Have we done this to ourselves, by promotions, raffles, donations? Do we think readers will like us more, and therefore buy more of our books? Does it work? Common wisdom says half of advertising works, we just don't know which half.
Then there are libraries. Over the years, I've supported them any way I can. For nearly 20 years, I've facilitated a monthly book club at my local library. In the past, I have set up displays in library cases, tutored in library literacy programs, organized panels of authors for events, donated bags of books, and, of course, donated my own new books. And I'll continue to do that. That's not the point.
I can't help wondering: does my local utility provide free gas & electricity to the library? The phone company? The plumbers who might be called for repairs?
I have an alert for any mention of any of my names or book titles. It's how I keep (loose) track of reviews. At least once/week, I get a notice that one of my books can be downloaded free, at the click of a link. Wouldn't it be great if I could add a warning: if you download my book for free, you'll be subject to a $250,000 fine!
If I were more savvy and/or more interested in finding out, I'd do the research necessary to track down how some of my books have come to be free and try to do something about it. But that's not how I want to spend my time.

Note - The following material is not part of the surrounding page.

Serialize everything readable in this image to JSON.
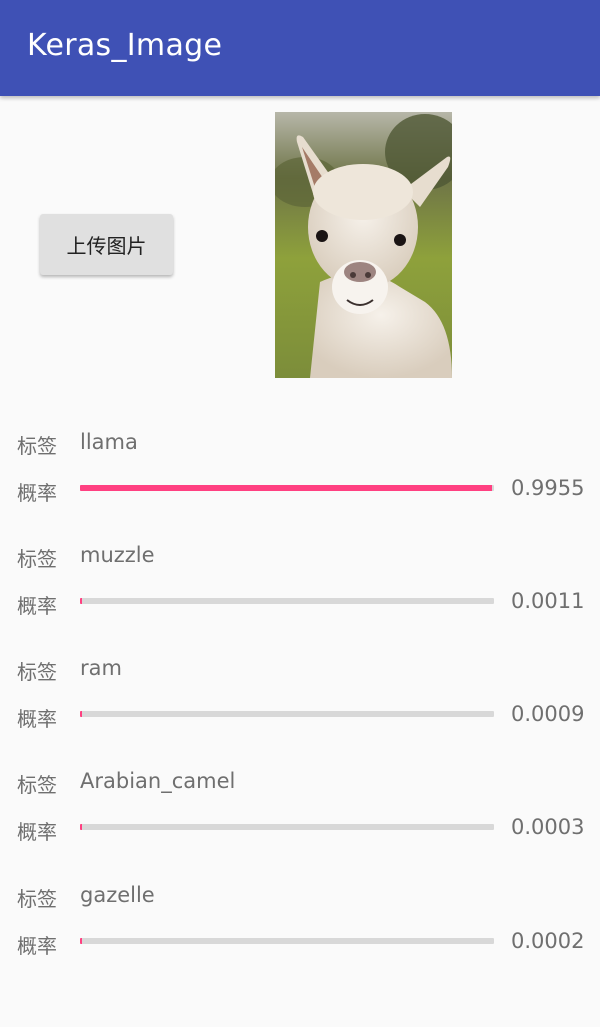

The same with the amazon v. everyone else debate. I'm going to let others work it out.
In my previous career, no one asked me to work in a gas-gun lab for free. I'm lucky enough that I don't depend on writing income to make a living. I feel bad for those who are trying to do that. They shouldn't have to choose between a desire to support literacy and a need to earn a living.
There's no such thing as a free book—someone has spent many hours, working to bring it to life.
I love writing. But the business model leaves a lot to be desired. Some might say it sucks.